My Pops always tells the story of how our Pop (great-grandfather) used to take Mom Bernice out to eat at her places with “atmosphere”, they’d do so in his black Dodge panel truck. It was like an old milk truck, a one-seater. Since there was no passenger seat, Mom Bernice would have to sit on a wooden milk crate. Also, the truck had no heat, but Mom Bernice didn’t know that. The truck had a red dash light that would illuminate for some reason or another and as long as it was on, she thought the heater worked. As if hearkening back to that old pickup, the bar at Jack’s is constructed out of an old Chevy tailgate, with the brake lights still intact. I have no idea if this is who made it, but there is a place in Roanoke called Black Dog Salvage – they have a show on DIY called Salvage Dawgs that I love – that does work like this. In fact, I think one of the episodes featured them making a tailgate bar tap almost identical to this. The original Jack’s is in Harrisonburg and they also have a location in Roanoke so I feel like there are too many coincidences for it not to be a Black Dog Salvage piece. Regardless, it’s cool. They also have a wagon wheel chandelier with a disco ball attached to it and the wagon wheel is adorned with an array of bras. I don’t have the full story on this, but it’s too bizarre not to mention. Just like their food and drink, Jack’s is top-notch in the atmosphere arena.

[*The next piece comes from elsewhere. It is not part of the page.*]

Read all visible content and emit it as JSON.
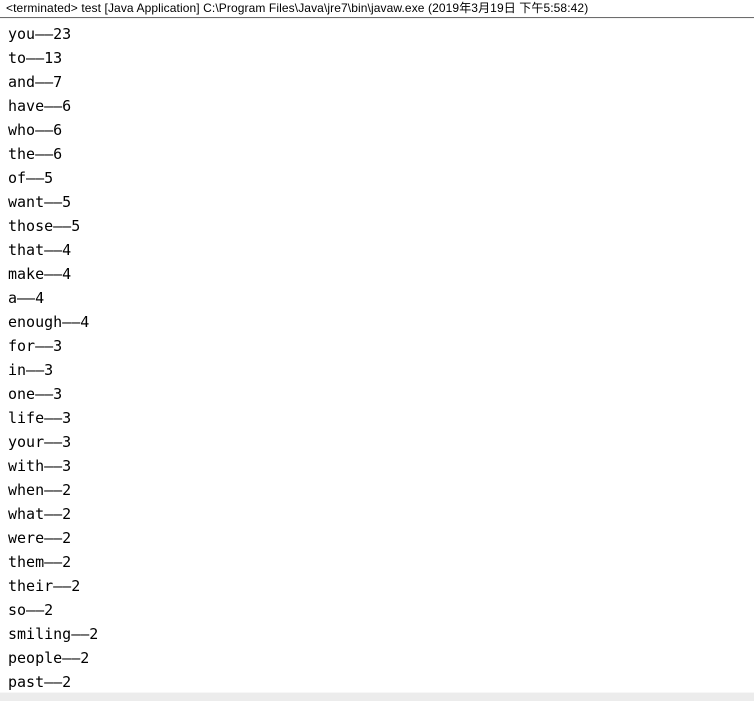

Transportation: Jack’s is situated on Grove Avenue near Libbie, and is next door to Pearl’s Cupcake Shoppe (definitely Bearded Barrister approved). There is no dedicated parking lot so your options are mostly street parking. I’ve been anywhere from 11 am to 2 pm and I have never had a problem finding a parking spot. You may need to brush up on your parallel parking skills. It is kind of tucked away in the Grove-Libbie area so you can’t just hop off of the interstate and be there. I usually go down either Patterson or Monument and hit Grove to get there.
Service: This is a casual spot and the service reflects that perfectly. You never have to worry about anybody hovering over you or interrupting your conversations. Your drinks will stay full and the food is always delivered quickly. The beer knowledge that the staff possesses is definitely an asset. Based on beers that you generally drink, they will make astute recommendations based off of their vast knowledge of their inventory.
Final Verdict: If there is a better place in Richmond to have a burger and drink a beer, I haven’t found it. Bearded Barrister approved!